Attorney Anderson was my strength through this difficult time.

Dave S.

I was struck by the care and compassion of not only the Andersons, but their entire staff!

Louise S.

Although it was not a huge case, I didn’t feel any less important.

Noelle G.

Can I get compensation for loss of companionship?

When a husband or wife becomes deceased in an event that results in a wrongful death claim, the surviving spouse may be entitled to compensation in what is referred to as loss of companionship.

Loss of companionship is not a claim on its own. However, it can be considered within a wrongful death case under an umbrella of claims knows as Loss of Consortium. The idea behind these claims is that the spouse has been deprived of the loved one’s companionship.

The burden of proof will lie on the surviving spouse to show the court how the loss of their spouse has caused significant emotional and physical stress. A thriving marital relationship will need to be shown and witnessed. Of course, this claim will likely be much easier to evidence for couples who have been married 20+ years, than it will be for newlyweds.

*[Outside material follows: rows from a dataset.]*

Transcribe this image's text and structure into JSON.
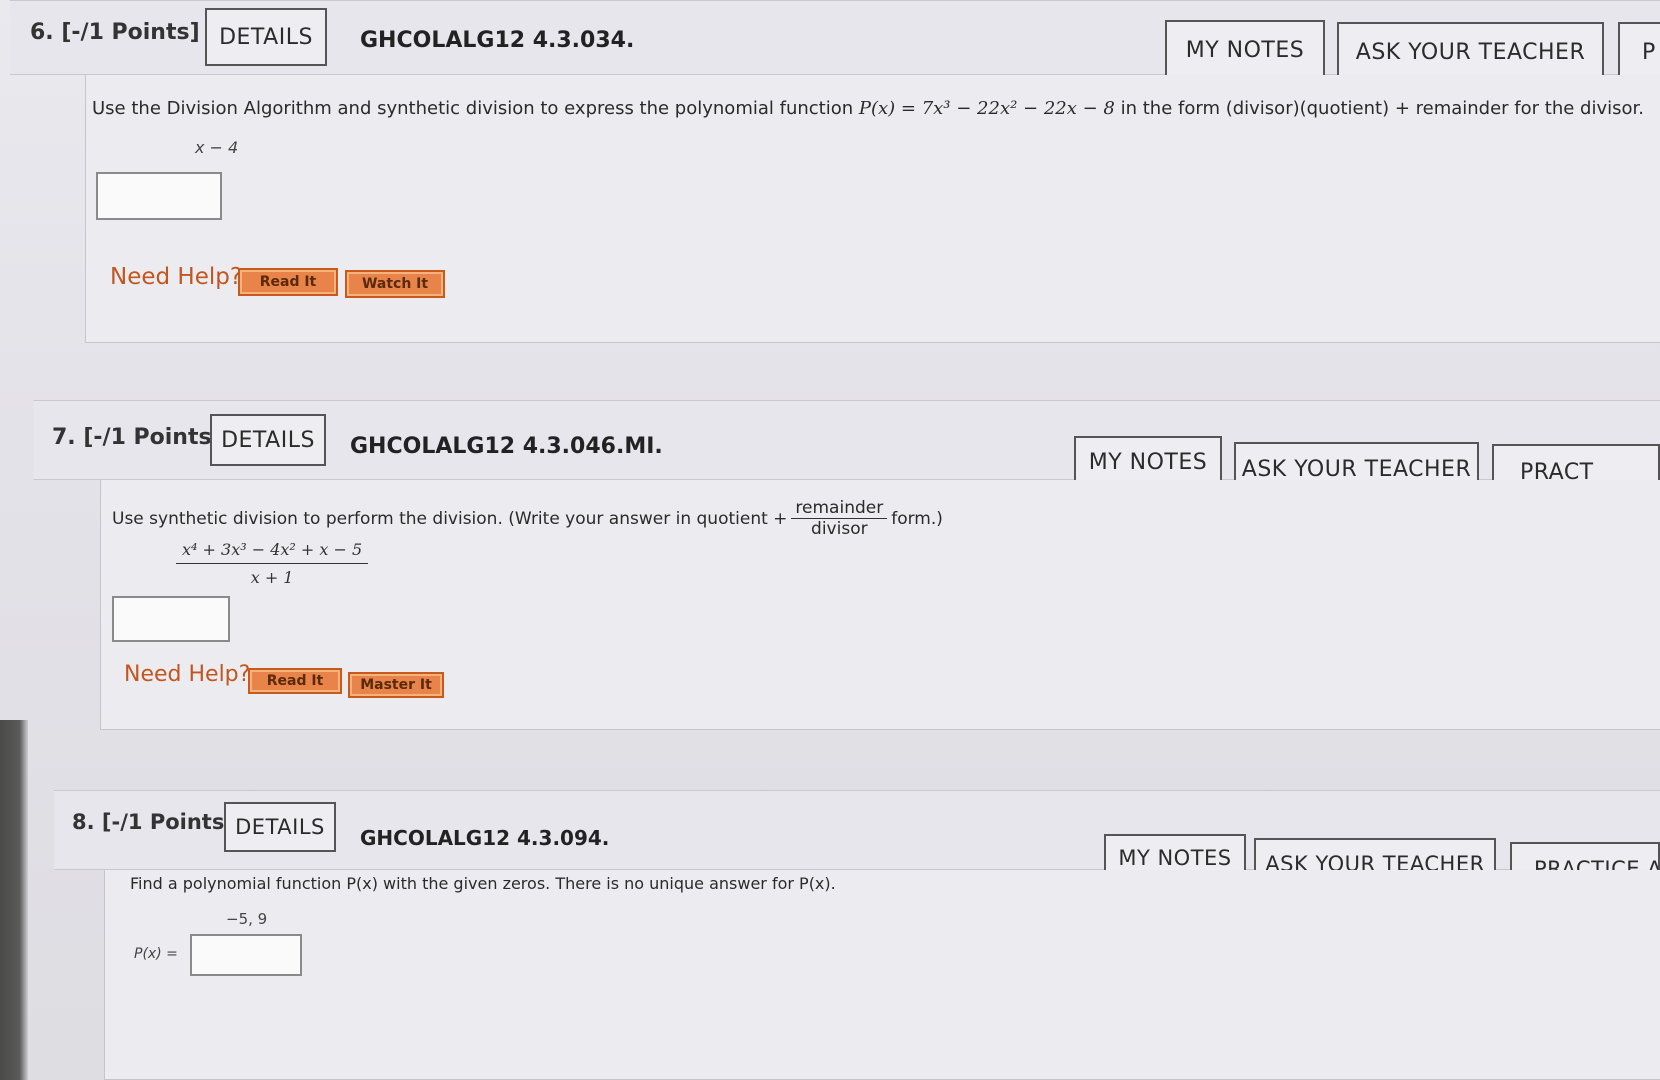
{
  "questions": [
    {
      "number": "6.",
      "points": "[-/1 Points]",
      "details": "DETAILS",
      "code": "GHCOLALG12 4.3.034.",
      "buttons": {
        "notes": "MY NOTES",
        "teacher": "ASK YOUR TEACHER",
        "practice": "P"
      },
      "prompt_a": "Use the Division Algorithm and synthetic division to express the polynomial function ",
      "prompt_math": "P(x) = 7x³ − 22x² − 22x − 8",
      "prompt_b": " in the form (divisor)(quotient) + remainder for the divisor.",
      "divisor": "x − 4",
      "need_help": "Need Help?",
      "help_buttons": [
        "Read It",
        "Watch It"
      ]
    },
    {
      "number": "7.",
      "points": "[-/1 Points]",
      "details": "DETAILS",
      "code": "GHCOLALG12 4.3.046.MI.",
      "buttons": {
        "notes": "MY NOTES",
        "teacher": "ASK YOUR TEACHER",
        "practice": "PRACT"
      },
      "prompt_a": "Use synthetic division to perform the division. (Write your answer in quotient + ",
      "frac_num": "remainder",
      "frac_den": "divisor",
      "prompt_b": " form.)",
      "expr_num": "x⁴ + 3x³ − 4x² + x − 5",
      "expr_den": "x + 1",
      "need_help": "Need Help?",
      "help_buttons": [
        "Read It",
        "Master It"
      ]
    },
    {
      "number": "8.",
      "points": "[-/1 Points]",
      "details": "DETAILS",
      "code": "GHCOLALG12 4.3.094.",
      "buttons": {
        "notes": "MY NOTES",
        "teacher": "ASK YOUR TEACHER",
        "practice": "PRACTICE AI"
      },
      "prompt": "Find a polynomial function P(x) with the given zeros. There is no unique answer for P(x).",
      "zeros": "−5, 9",
      "answer_label": "P(x) ="
    }
  ]
}
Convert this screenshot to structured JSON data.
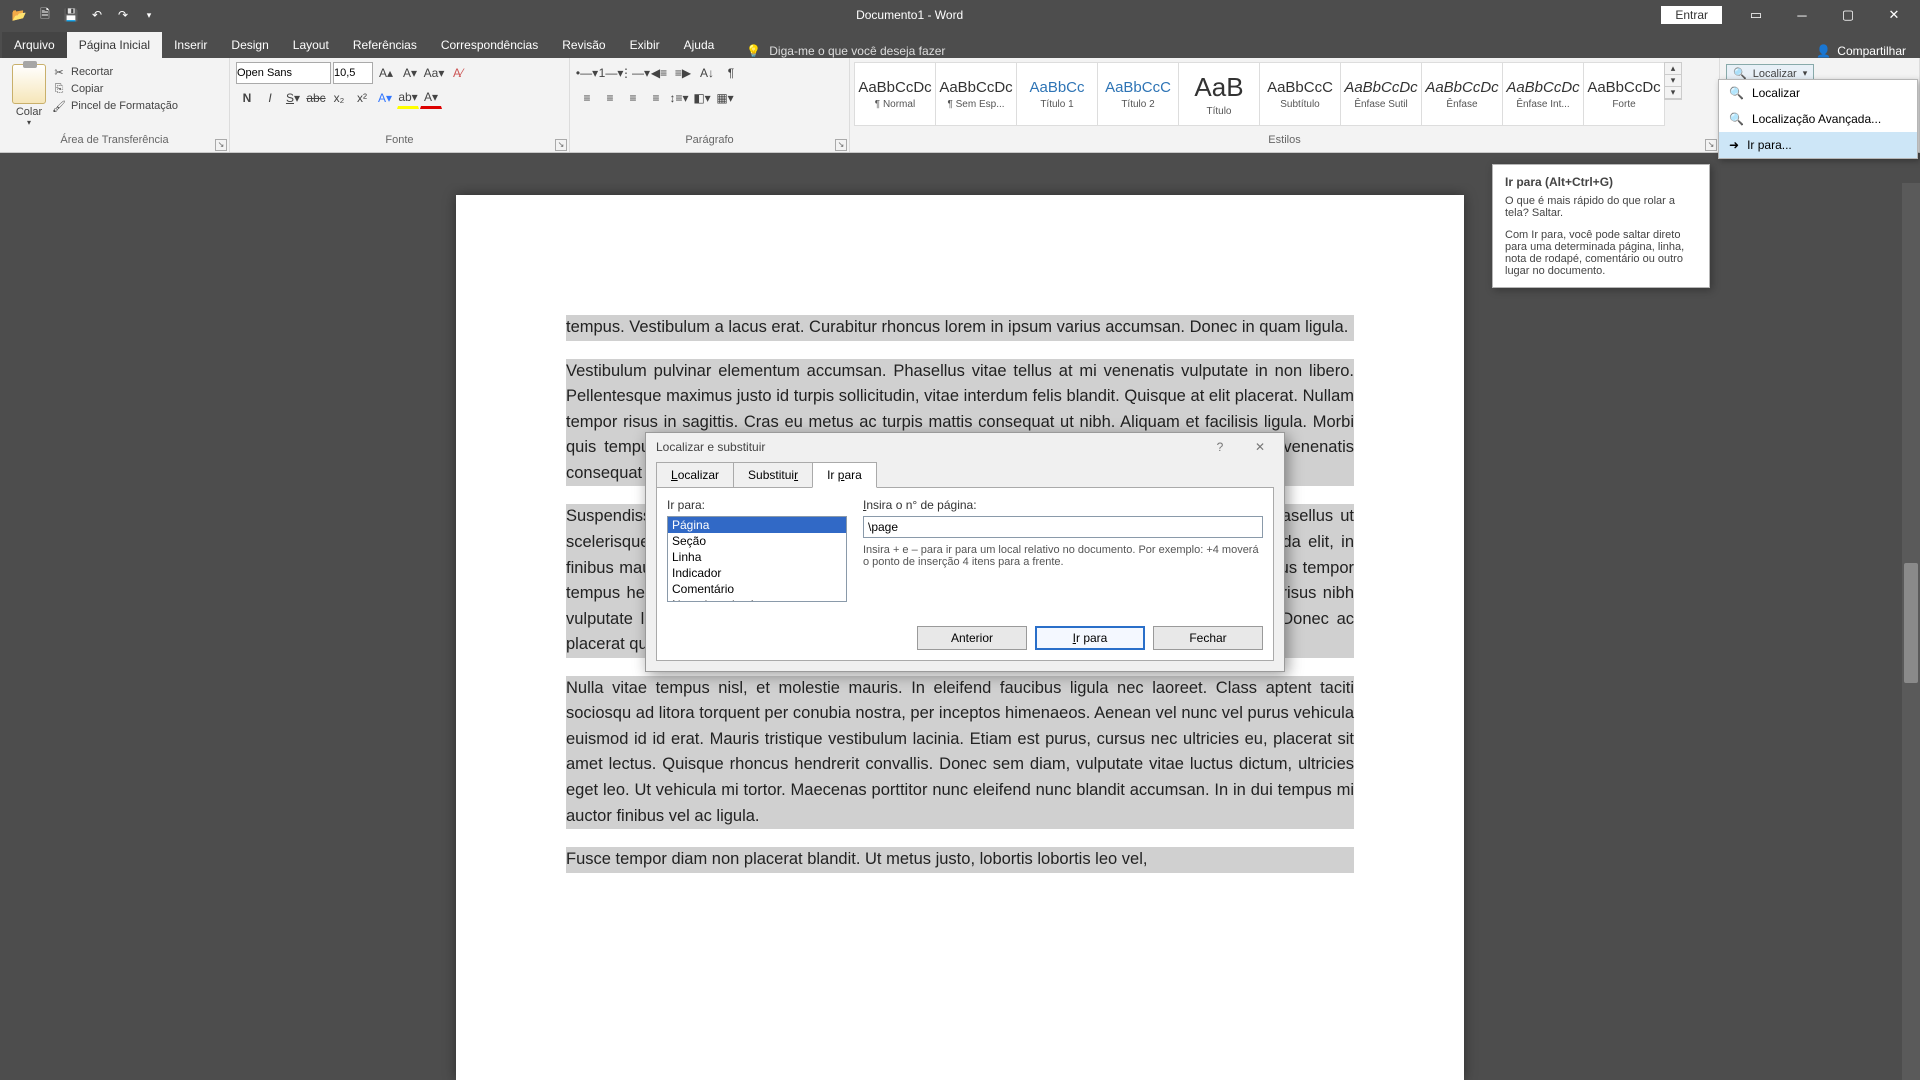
{
  "title": "Documento1 - Word",
  "login": "Entrar",
  "share": "Compartilhar",
  "tabs": [
    "Arquivo",
    "Página Inicial",
    "Inserir",
    "Design",
    "Layout",
    "Referências",
    "Correspondências",
    "Revisão",
    "Exibir",
    "Ajuda"
  ],
  "tellme": "Diga-me o que você deseja fazer",
  "groups": {
    "clipboard": {
      "label": "Área de Transferência",
      "paste": "Colar",
      "cut": "Recortar",
      "copy": "Copiar",
      "painter": "Pincel de Formatação"
    },
    "font": {
      "label": "Fonte",
      "name": "Open Sans",
      "size": "10,5"
    },
    "paragraph": {
      "label": "Parágrafo"
    },
    "styles": {
      "label": "Estilos",
      "items": [
        {
          "preview": "AaBbCcDc",
          "name": "¶ Normal"
        },
        {
          "preview": "AaBbCcDc",
          "name": "¶ Sem Esp..."
        },
        {
          "preview": "AaBbCc",
          "name": "Título 1",
          "blue": true
        },
        {
          "preview": "AaBbCcC",
          "name": "Título 2",
          "blue": true
        },
        {
          "preview": "AaB",
          "name": "Título",
          "big": true
        },
        {
          "preview": "AaBbCcC",
          "name": "Subtítulo"
        },
        {
          "preview": "AaBbCcDc",
          "name": "Ênfase Sutil",
          "ital": true
        },
        {
          "preview": "AaBbCcDc",
          "name": "Ênfase",
          "ital": true
        },
        {
          "preview": "AaBbCcDc",
          "name": "Ênfase Int...",
          "ital": true
        },
        {
          "preview": "AaBbCcDc",
          "name": "Forte"
        }
      ]
    },
    "editing": {
      "find": "Localizar"
    }
  },
  "find_menu": {
    "find": "Localizar",
    "advanced": "Localização Avançada...",
    "goto": "Ir para..."
  },
  "tooltip": {
    "title": "Ir para (Alt+Ctrl+G)",
    "line1": "O que é mais rápido do que rolar a tela? Saltar.",
    "line2": "Com Ir para, você pode saltar direto para uma determinada página, linha, nota de rodapé, comentário ou outro lugar no documento."
  },
  "doc": {
    "p1": "tempus. Vestibulum a lacus erat. Curabitur rhoncus lorem in ipsum varius accumsan. Donec in quam ligula.",
    "p2": "Vestibulum pulvinar elementum accumsan. Phasellus vitae tellus at mi venenatis vulputate in non libero. Pellentesque maximus justo id turpis sollicitudin, vitae interdum felis blandit. Quisque at elit placerat. Nullam tempor risus in sagittis. Cras eu metus ac turpis mattis consequat ut nibh. Aliquam et facilisis ligula. Morbi quis tempus neque. Integer dignissim leo vitae eros facilisis. In blandit tincidunt tellus. Nulla venenatis consequat nunc.",
    "p3": "Suspendisse ac lectus tristique risus ante, in auctor lacus vestibulum. Phasellus facilisis a. Phasellus ut scelerisque nulla. Ut sollicitudin lectus libero, eget iaculis lorem mollis eget. Cras aliquet gravida elit, in finibus mauris malesuada id. Sed tincidunt aliquet dui in malesuada. Etiam ut quam nisi. Phasellus tempor tempus hendrerit. Fusce semper ut felis quis dapibus. Fusce cursus, dolor at suscipit aliquam, risus nibh vulputate lectus, sit amet dignissim ante est quis est. Mauris pulvinar nec nunc sed fringilla. Donec ac placerat quam.",
    "p4": "Nulla vitae tempus nisl, et molestie mauris. In eleifend faucibus ligula nec laoreet. Class aptent taciti sociosqu ad litora torquent per conubia nostra, per inceptos himenaeos. Aenean vel nunc vel purus vehicula euismod id id erat. Mauris tristique vestibulum lacinia. Etiam est purus, cursus nec ultricies eu, placerat sit amet lectus. Quisque rhoncus hendrerit convallis. Donec sem diam, vulputate vitae luctus dictum, ultricies eget leo. Ut vehicula mi tortor. Maecenas porttitor nunc eleifend nunc blandit accumsan. In in dui tempus mi auctor finibus vel ac ligula.",
    "p5": "Fusce tempor diam non placerat blandit. Ut metus justo, lobortis lobortis leo vel,"
  },
  "dialog": {
    "title": "Localizar e substituir",
    "tabs": {
      "find": "Localizar",
      "replace": "Substituir",
      "goto": "Ir para"
    },
    "goto_label": "Ir para:",
    "goto_items": [
      "Página",
      "Seção",
      "Linha",
      "Indicador",
      "Comentário",
      "Nota de rodapé"
    ],
    "input_label": "Insira o n° de página:",
    "input_value": "\\page",
    "hint": "Insira + e – para ir para um local relativo no documento. Por exemplo: +4 moverá o ponto de inserção 4 itens para a frente.",
    "btn_prev": "Anterior",
    "btn_go": "Ir para",
    "btn_close": "Fechar"
  }
}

Jurors in the state of Florida have not historically been known to grant substantial loss of companionship payments due to the belief in marriage vows of “for better or for worse, in sickness and in health.” Though a wrongful death has a ripple effect to any family, generally the only ones entitled to compensation are the legal spouse of the decedent, and the children of the decedent. There are no set amounts of compensation for these claims, and it is often quite difficult to determine if they will be awarded by a jury.

Speaking with an experienced wrongful death attorney can help determine what types of compensation could be applicable to your specific situation and how to seek the compensation warranted. It is a great place to start to ensure protection for you and your children while rebuilding your life after a tragic event.